* [Task details]
Output every entry below word for word, minus the images.

(App and web page records)
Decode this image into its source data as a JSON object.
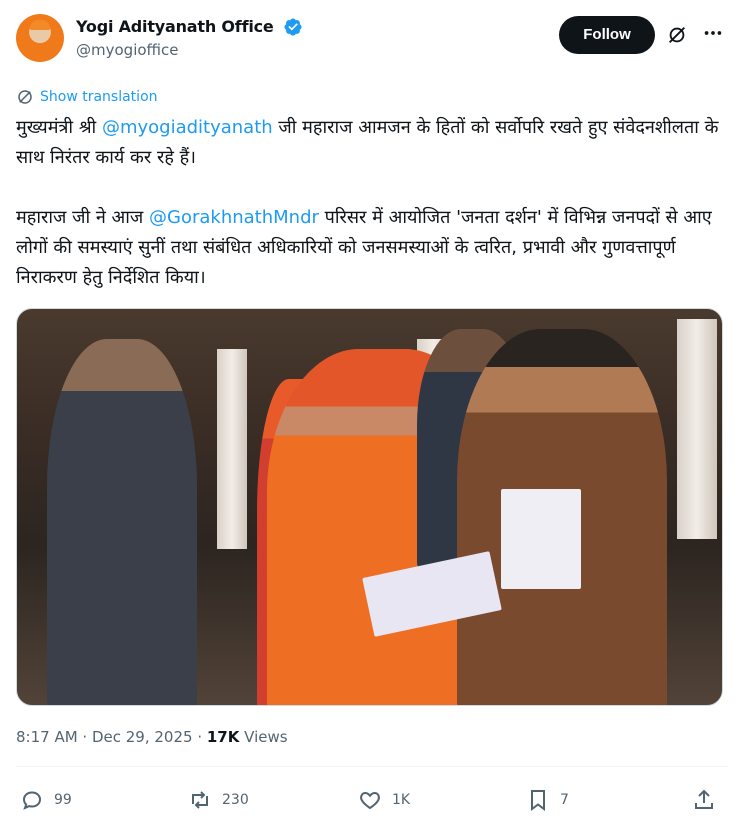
{
  "author": {
    "display_name": "Yogi Adityanath Office",
    "handle": "@myogioffice",
    "verified_icon": "verified-badge-icon"
  },
  "header": {
    "follow_label": "Follow"
  },
  "translation": {
    "label": "Show translation"
  },
  "post": {
    "p1_prefix": "मुख्यमंत्री श्री ",
    "p1_mention": "@myogiadityanath",
    "p1_suffix": " जी महाराज आमजन के हितों को सर्वोपरि रखते हुए संवेदनशीलता के साथ निरंतर कार्य कर रहे हैं।",
    "p2_prefix": "महाराज जी ने आज ",
    "p2_mention": "@GorakhnathMndr",
    "p2_suffix": " परिसर में आयोजित 'जनता दर्शन' में विभिन्न जनपदों से आए लोगों की समस्याएं सुनीं तथा संबंधित अधिकारियों को जनसमस्याओं के त्वरित, प्रभावी और गुणवत्तापूर्ण निराकरण हेतु निर्देशित किया।"
  },
  "meta": {
    "time": "8:17 AM",
    "separator": " · ",
    "date": "Dec 29, 2025",
    "views_count": "17K",
    "views_label": " Views"
  },
  "actions": {
    "replies": "99",
    "reposts": "230",
    "likes": "1K",
    "bookmarks": "7"
  },
  "colors": {
    "accent": "#1d9bf0",
    "text": "#0f1419",
    "muted": "#536471",
    "follow_bg": "#0f1419"
  }
}
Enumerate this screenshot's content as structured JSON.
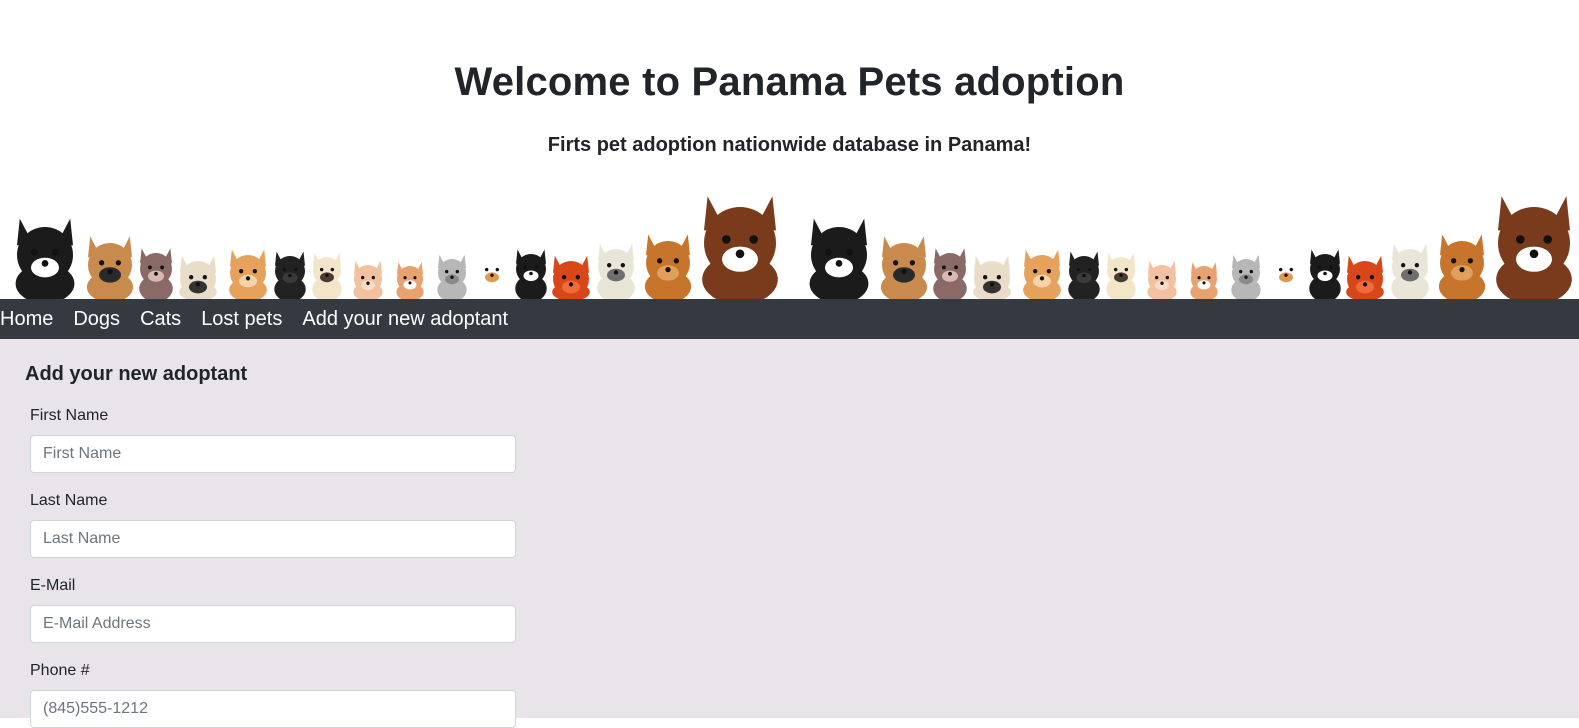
{
  "header": {
    "title": "Welcome to Panama Pets adoption",
    "subtitle": "Firts pet adoption nationwide database in Panama!"
  },
  "banner": {
    "image": "row-of-cartoon-dogs-and-cats"
  },
  "nav": {
    "items": [
      {
        "label": "Home"
      },
      {
        "label": "Dogs"
      },
      {
        "label": "Cats"
      },
      {
        "label": "Lost pets"
      },
      {
        "label": "Add your new adoptant"
      }
    ]
  },
  "form": {
    "title": "Add your new adoptant",
    "fields": [
      {
        "label": "First Name",
        "placeholder": "First Name"
      },
      {
        "label": "Last Name",
        "placeholder": "Last Name"
      },
      {
        "label": "E-Mail",
        "placeholder": "E-Mail Address"
      },
      {
        "label": "Phone #",
        "placeholder": "(845)555-1212"
      }
    ]
  },
  "colors": {
    "nav_bg": "#343a40",
    "main_bg": "#e8e4ea"
  }
}
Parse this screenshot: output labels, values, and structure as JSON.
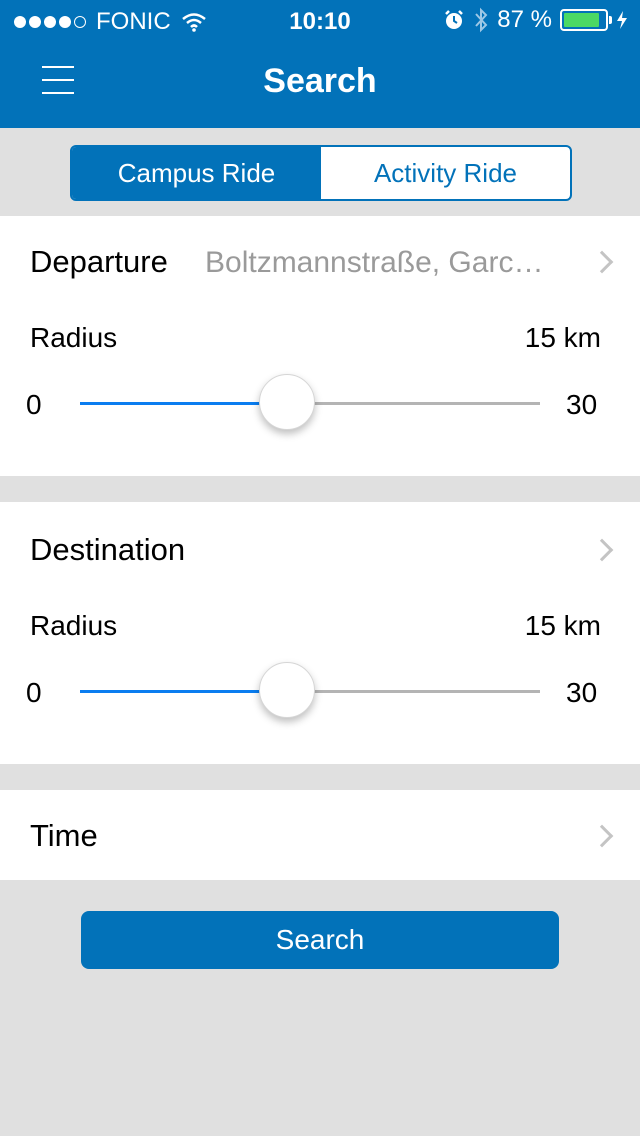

* [Answer space]
Decode this image into its source data as a JSON object.
{
  "author": {
    "display_name": "Yogi Adityanath Office",
    "handle": "@myogioffice",
    "verified_icon": "verified-badge-icon"
  },
  "header": {
    "follow_label": "Follow"
  },
  "translation": {
    "label": "Show translation"
  },
  "post": {
    "p1_prefix": "मुख्यमंत्री श्री ",
    "p1_mention": "@myogiadityanath",
    "p1_suffix": " जी महाराज आमजन के हितों को सर्वोपरि रखते हुए संवेदनशीलता के साथ निरंतर कार्य कर रहे हैं।",
    "p2_prefix": "महाराज जी ने आज ",
    "p2_mention": "@GorakhnathMndr",
    "p2_suffix": " परिसर में आयोजित 'जनता दर्शन' में विभिन्न जनपदों से आए लोगों की समस्याएं सुनीं तथा संबंधित अधिकारियों को जनसमस्याओं के त्वरित, प्रभावी और गुणवत्तापूर्ण निराकरण हेतु निर्देशित किया।"
  },
  "meta": {
    "time": "8:17 AM",
    "separator": " · ",
    "date": "Dec 29, 2025",
    "views_count": "17K",
    "views_label": " Views"
  },
  "actions": {
    "replies": "99",
    "reposts": "230",
    "likes": "1K",
    "bookmarks": "7"
  },
  "colors": {
    "accent": "#1d9bf0",
    "text": "#0f1419",
    "muted": "#536471",
    "follow_bg": "#0f1419"
  }
}
Enumerate this screenshot's content as structured JSON.
{
  "header": {
    "title": "Welcome to Panama Pets adoption",
    "subtitle": "Firts pet adoption nationwide database in Panama!"
  },
  "banner": {
    "image": "row-of-cartoon-dogs-and-cats"
  },
  "nav": {
    "items": [
      {
        "label": "Home"
      },
      {
        "label": "Dogs"
      },
      {
        "label": "Cats"
      },
      {
        "label": "Lost pets"
      },
      {
        "label": "Add your new adoptant"
      }
    ]
  },
  "form": {
    "title": "Add your new adoptant",
    "fields": [
      {
        "label": "First Name",
        "placeholder": "First Name"
      },
      {
        "label": "Last Name",
        "placeholder": "Last Name"
      },
      {
        "label": "E-Mail",
        "placeholder": "E-Mail Address"
      },
      {
        "label": "Phone #",
        "placeholder": "(845)555-1212"
      }
    ]
  },
  "colors": {
    "nav_bg": "#343a40",
    "main_bg": "#e8e4ea"
  }
}
Parse this screenshot: output labels, values, and structure as JSON.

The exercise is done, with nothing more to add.